[Note 3] According to the evidence, limited price put and call options are a very sophisticated, high risk type of security. Each option relates to a particular underlying stock, warrant or bond. By purchasing the option, the purchaser buys the right to buy or sell the underlying security for a specified price for a specified period of time. However, once the underlying security reaches the price established in the option, the option expires. The options in this case also allowed their holder to alter the specified price of the underlying security for an additional set percentage fee.
[Note 4] It was disclosed at trial that the company had conducted business in New Jersey and several other States without proper registration.
The plaintiffs claimed damages as a result of the alleged malpractice as follows: The company was sued by purchasers of its options in Florida and New Jersey, and alleged that the suits resulted from its conducting business in those States without first having registered. The company settled both lawsuits. In connection with the New Jersey lawsuit, the company paid $275,000.00 in settlement, and expended $105,718.06 in legal fees defending the suit.
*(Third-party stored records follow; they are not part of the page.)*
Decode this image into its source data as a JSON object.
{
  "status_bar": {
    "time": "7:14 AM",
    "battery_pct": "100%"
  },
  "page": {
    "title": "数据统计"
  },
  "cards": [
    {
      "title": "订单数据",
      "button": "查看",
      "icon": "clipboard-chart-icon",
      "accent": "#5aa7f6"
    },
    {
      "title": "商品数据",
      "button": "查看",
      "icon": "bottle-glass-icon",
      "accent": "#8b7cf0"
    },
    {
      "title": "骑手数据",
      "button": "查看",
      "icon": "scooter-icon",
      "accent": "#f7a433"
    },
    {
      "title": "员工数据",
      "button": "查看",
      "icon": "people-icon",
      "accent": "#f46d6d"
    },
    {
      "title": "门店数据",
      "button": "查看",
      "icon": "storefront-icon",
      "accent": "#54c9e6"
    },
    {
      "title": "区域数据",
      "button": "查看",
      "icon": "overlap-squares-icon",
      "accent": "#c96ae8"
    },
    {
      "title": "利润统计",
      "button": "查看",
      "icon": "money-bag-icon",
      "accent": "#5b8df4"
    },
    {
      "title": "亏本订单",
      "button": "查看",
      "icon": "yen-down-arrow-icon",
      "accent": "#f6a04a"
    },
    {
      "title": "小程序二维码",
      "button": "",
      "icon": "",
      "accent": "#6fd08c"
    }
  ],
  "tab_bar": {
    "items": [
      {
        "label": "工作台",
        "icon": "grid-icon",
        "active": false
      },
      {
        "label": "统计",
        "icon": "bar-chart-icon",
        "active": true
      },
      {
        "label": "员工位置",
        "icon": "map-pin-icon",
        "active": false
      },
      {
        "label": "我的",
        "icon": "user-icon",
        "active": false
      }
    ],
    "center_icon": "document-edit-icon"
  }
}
In connection with the Florida lawsuit, the company paid $99,000.00 in settlement, and incurred legal expenses in the amount of $84,816.61 in defending the suit. The company argued that the lawsuits resulted from the defendants' failure to provide adequate legal services, and both the settlements and the legal fees were fair and reasonable. Consequently, the company sought to recover from the defendants the total of the settlements and legal fees, $564,534.67, plus interest and costs.
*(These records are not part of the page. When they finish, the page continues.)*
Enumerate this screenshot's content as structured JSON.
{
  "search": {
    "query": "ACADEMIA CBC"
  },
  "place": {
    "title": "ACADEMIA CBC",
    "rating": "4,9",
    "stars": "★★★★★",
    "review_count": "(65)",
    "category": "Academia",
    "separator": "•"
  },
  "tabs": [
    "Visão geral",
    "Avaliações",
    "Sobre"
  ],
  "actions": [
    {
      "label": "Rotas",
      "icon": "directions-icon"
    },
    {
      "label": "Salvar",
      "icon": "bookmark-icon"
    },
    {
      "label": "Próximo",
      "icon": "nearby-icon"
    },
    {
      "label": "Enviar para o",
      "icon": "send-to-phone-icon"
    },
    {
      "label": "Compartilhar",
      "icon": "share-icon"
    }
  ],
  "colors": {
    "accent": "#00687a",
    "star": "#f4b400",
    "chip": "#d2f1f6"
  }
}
[Note 5] The plaintiffs suggest in their brief that this case raises the issue of the standard of care to be applied to attorneys who hold themselves out as specialists. Nothing in the record indicates that this was a disputed matter at trial. The judge charged the jury to view the defendants' services in light of "the degree of skill and care which an average, qualified practitioner in the area of securities should have exercised," and submitted to the jury, as the first question on the verdict form, the following question: "Have the plaintiffs proved that the defendants failed to exercise a reasonable degree of care and skill required of the ordinary practitioner specializing in securities law in the performance of their legal duties?" The jury answered "no" to this question, and, as instructed, did not consider the other questions on the verdict form. Neither party objected to the charge or the question. Thus, the question of the applicable standard of care is not in issue, and in reviewing the case we apply the standard reflected in the judge's charge and the question on the verdict form.